While Diego Forlan and Sebastian Abreu, the veteran front pairing, offer goals, it is the young forward Luis Suarez that Los Celestes fans will be pinning their hopes on. The 23-year-old has netted 10 times in 29 appearances for his country and, while captaining Ajax this season, he finished top-scorer with 35 goals and was named the Dutch Player of the Year. His performances have seen him linked with Arsenal and Barcelona, and a credible World Cup showing would see his stock rise even more.

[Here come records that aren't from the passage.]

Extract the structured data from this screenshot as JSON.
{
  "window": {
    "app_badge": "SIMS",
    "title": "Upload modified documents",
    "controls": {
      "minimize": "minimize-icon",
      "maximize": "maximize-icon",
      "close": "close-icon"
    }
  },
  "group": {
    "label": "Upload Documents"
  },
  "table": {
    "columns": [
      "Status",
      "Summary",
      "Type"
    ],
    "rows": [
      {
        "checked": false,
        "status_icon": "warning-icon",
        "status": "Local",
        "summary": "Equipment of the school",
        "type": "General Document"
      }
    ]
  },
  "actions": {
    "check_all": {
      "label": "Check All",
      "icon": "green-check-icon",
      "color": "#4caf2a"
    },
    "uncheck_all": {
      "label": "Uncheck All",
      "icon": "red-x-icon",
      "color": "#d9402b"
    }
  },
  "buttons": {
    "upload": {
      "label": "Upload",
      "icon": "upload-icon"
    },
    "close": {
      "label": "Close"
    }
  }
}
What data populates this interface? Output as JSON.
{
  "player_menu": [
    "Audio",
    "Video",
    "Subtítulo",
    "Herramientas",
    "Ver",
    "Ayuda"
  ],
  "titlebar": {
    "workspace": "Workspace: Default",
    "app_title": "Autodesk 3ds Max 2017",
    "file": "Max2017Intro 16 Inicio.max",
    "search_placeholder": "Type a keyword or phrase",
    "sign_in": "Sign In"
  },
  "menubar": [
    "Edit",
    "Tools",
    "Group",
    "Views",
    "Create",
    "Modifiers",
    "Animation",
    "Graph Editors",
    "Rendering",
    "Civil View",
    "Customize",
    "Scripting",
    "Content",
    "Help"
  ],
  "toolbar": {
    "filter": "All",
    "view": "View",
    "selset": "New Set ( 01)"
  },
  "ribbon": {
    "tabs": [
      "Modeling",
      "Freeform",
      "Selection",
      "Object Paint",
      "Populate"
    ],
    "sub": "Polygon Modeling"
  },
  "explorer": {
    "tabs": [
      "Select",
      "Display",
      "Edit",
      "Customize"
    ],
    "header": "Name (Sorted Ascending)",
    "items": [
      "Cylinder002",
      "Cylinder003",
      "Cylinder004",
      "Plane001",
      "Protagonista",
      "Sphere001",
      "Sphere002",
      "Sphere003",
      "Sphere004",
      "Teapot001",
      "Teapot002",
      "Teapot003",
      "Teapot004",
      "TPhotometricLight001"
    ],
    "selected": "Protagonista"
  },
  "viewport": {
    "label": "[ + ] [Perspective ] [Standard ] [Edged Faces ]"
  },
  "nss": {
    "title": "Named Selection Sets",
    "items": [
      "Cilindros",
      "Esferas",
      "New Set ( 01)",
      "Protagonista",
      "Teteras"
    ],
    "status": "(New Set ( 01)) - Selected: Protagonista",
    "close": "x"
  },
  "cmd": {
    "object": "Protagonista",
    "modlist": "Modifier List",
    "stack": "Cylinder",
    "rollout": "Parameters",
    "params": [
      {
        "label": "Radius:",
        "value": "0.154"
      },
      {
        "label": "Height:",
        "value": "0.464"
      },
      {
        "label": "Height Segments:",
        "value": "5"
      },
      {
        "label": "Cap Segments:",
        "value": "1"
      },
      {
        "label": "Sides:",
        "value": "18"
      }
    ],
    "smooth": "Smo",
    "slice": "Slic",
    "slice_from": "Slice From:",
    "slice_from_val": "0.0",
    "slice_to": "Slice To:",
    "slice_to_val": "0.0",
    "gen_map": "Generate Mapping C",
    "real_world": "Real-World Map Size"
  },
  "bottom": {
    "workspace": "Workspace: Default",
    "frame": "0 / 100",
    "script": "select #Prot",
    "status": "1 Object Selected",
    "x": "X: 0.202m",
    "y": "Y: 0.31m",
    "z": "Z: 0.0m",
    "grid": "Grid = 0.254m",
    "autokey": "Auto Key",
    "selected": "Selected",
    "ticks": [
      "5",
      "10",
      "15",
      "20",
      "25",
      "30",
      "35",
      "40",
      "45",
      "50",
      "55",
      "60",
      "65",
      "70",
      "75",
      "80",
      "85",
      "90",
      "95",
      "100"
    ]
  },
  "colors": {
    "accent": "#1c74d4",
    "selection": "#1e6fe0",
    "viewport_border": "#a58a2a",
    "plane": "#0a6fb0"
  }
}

Bulgaria in 1994 Bulgaria travelled to the United States having never previously won a match at a World Cup finals and that looked unlikely to change when they were humbled 3-0 by an energetic Nigeria in their opening match. But led by the magnificently talented Hristo Stoichkov, the Bulgarians bounced back to surprise everybody, beating Greece 4-0 and Argentina 2-0 to finish second in their group. Their reward was a second-round clash with Mexico, who they defeated on penalties after a 1-1 draw to set up a mouth-watering quarter-final tie with Germany, the world champions. Few gave Bulgaria any hope of springing an upset, especially when they fell behind. But two goals in three minutes from Stoichkov and Yordan Letchkov, a superb diving header, completed the unthinkable and sent Dimitar Penev's men into the semi-finals, where only a Roberto Baggio brace stopped their surprise surge. Senegal in 2002 Often cited as the biggest upset in World Cup history, Senegal, a side competing in their first international tournament, met France, the reigning world champions, in the first game of the 2002 World Cup in South Korea and Japan. The French, complete with Zinedine Zidane, Patrick Vieira, Thierry Henry and David Trezeguet, were expected to begin their title defence in style against an unknown African side managed by a journeyman Frenchman. But Papa Bouba Diop had other plans. The Grasshoppers Zurich midfielder bundled in a cross in the 30th minute to give the Lions of Teranga a shock lead and France failed to recover, sparking a downfall unseen in World Cup history - the French crashed out bottom of the group with only a solitary point. Senegal, meanwhile, went on to reach the quarter-finals before eventually slipping 1-0 to Turkey after extra-time. Bruno Metsu, their coach, was later rewarded for Senegal's displays with a bumper contract from the UAE national team. South Korea in 2002 South Korea recruited Guus Hiddink ahead of the 2002 tournament on home soil and the Dutch strategist worked his magic, delivering Korea their first World Cup victory in an opening win over Poland. They followed it up with a draw against the United States, but the shock of the group stages was saved until the final game against nine-man Portugal. Ji-sung Park brilliantly controlled a cross to the back post, before turning inside and driving the ball past the goalkeeper at his near upright. It was a tremendous goal worthy of winning any match. Next up for the underdogs was Italy, but they too fell at the wayside when Jung-hwan Ahn scored in extra time to set up a quarter-final tie with Spain - Ahn's contract at Perugia, the Italian side, was later cancelled by a furious chairman who blamed his player for "ruining Italian football". Spain were pushed to penalties after a stalemate and when Joaquin missed, the host country went delirious, but a Michael Ballack goal for Germany in the semi-final was enough to end the fairytale. @Email:email@example.com